This week’s reading has been a little confusing for me. While I understand some points, I couldn’t grasp the idea and where he was heading with them. Here’s my take on it:
The dichotomy of global and local may be seen most clearly in those markets that combine well-developed digital distribution infrastructure and platforms with strong local content industries. The preference for local content over “global” (often code for U.S.-produced) content is evident even in a mature, developed, English-speaking country such as Australia, where locally produced sports, reality shows, news, and drama offerings, such as Shaun Micallef’s political satire Mad as Hell, rank as the 10 most-watched television programs every year. – Chris Lederer & Megan Brownlow, 2016
At first glance, I got confused over which point of view we were looking at. Was it at a general statistics data or was it coming from only well-developed countries? In my perspective, coming from a third world country, we rely on global contents for our source of entertainment. Our generation heavily consume online streaming subscription such as Netflix and Spotify as our source of media and entertainment. As I read about Australia’s locally produced shows, as mentioned in the readings, I couldn’t help but wonder if franchises would also consider local produced? An example would be the “The Voice” franchise, where we now have The Voice Australia and don’t forget non-English speaking countries like China, Philippines and Germany. Would it be considered as a local produce because they are contestants from their country as well as bringing at least a judge from their own country. Also, in Americans’ perspective, would their local content be categorised as “global”?

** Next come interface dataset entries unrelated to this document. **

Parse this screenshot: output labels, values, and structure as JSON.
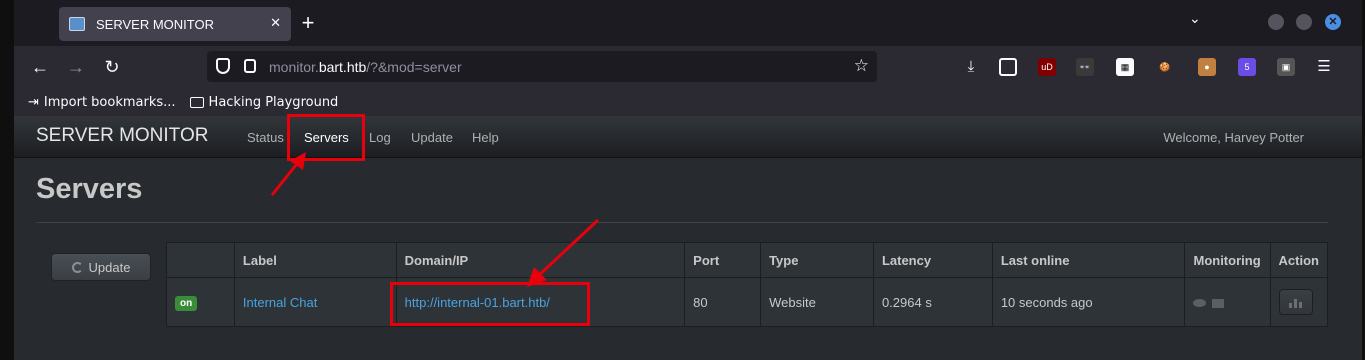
{
  "browser": {
    "tab_title": "SERVER MONITOR",
    "url_prefix": "monitor.",
    "url_domain": "bart.htb",
    "url_path": "/?&mod=server",
    "bookmarks": [
      "Import bookmarks...",
      "Hacking Playground"
    ],
    "ext_badge": "5"
  },
  "app": {
    "brand": "SERVER MONITOR",
    "nav": [
      "Status",
      "Servers",
      "Log",
      "Update",
      "Help"
    ],
    "welcome": "Welcome, Harvey Potter",
    "page_title": "Servers",
    "update_button": "Update"
  },
  "table": {
    "headers": [
      "",
      "Label",
      "Domain/IP",
      "Port",
      "Type",
      "Latency",
      "Last online",
      "Monitoring",
      "Action"
    ],
    "rows": [
      {
        "status": "on",
        "label": "Internal Chat",
        "domain": "http://internal-01.bart.htb/",
        "port": "80",
        "type": "Website",
        "latency": "0.2964 s",
        "last_online": "10 seconds ago"
      }
    ]
  },
  "colors": {
    "annotation": "#e8000b",
    "link": "#4aa3df",
    "status_on": "#3a8c3a"
  }
}
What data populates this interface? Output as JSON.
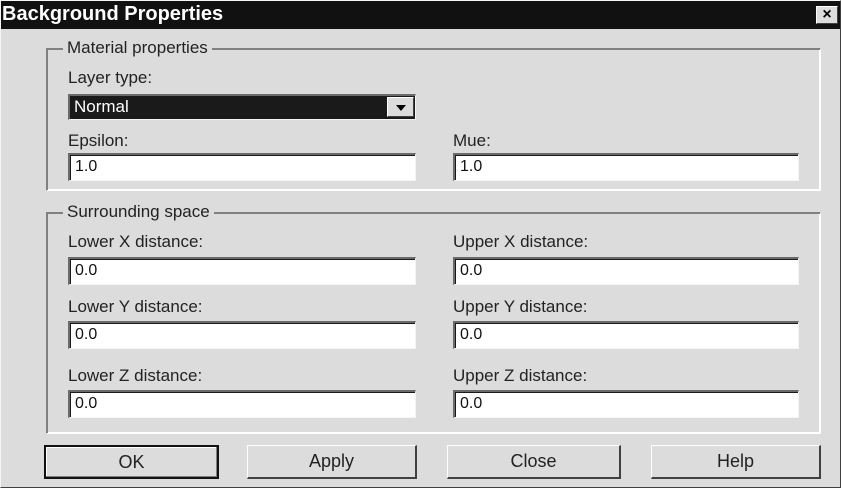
{
  "window": {
    "title": "Background Properties",
    "close_glyph": "×"
  },
  "material": {
    "group_label": "Material properties",
    "layer_type_label": "Layer type:",
    "layer_type_value": "Normal",
    "epsilon_label": "Epsilon:",
    "epsilon_value": "1.0",
    "mue_label": "Mue:",
    "mue_value": "1.0"
  },
  "surrounding": {
    "group_label": "Surrounding space",
    "lower_x_label": "Lower X distance:",
    "lower_x_value": "0.0",
    "upper_x_label": "Upper X distance:",
    "upper_x_value": "0.0",
    "lower_y_label": "Lower Y distance:",
    "lower_y_value": "0.0",
    "upper_y_label": "Upper Y distance:",
    "upper_y_value": "0.0",
    "lower_z_label": "Lower Z distance:",
    "lower_z_value": "0.0",
    "upper_z_label": "Upper Z distance:",
    "upper_z_value": "0.0"
  },
  "buttons": {
    "ok": "OK",
    "apply": "Apply",
    "close": "Close",
    "help": "Help"
  },
  "icons": {
    "close": "close-icon",
    "dropdown": "chevron-down-icon"
  }
}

One part in the readings stuck out, which is Lederer’s Shift 3, Consumption: Bundle of Joy. With the competitive online streaming market like Netflix and Spotify, I would have thought that cable television would slowly decline.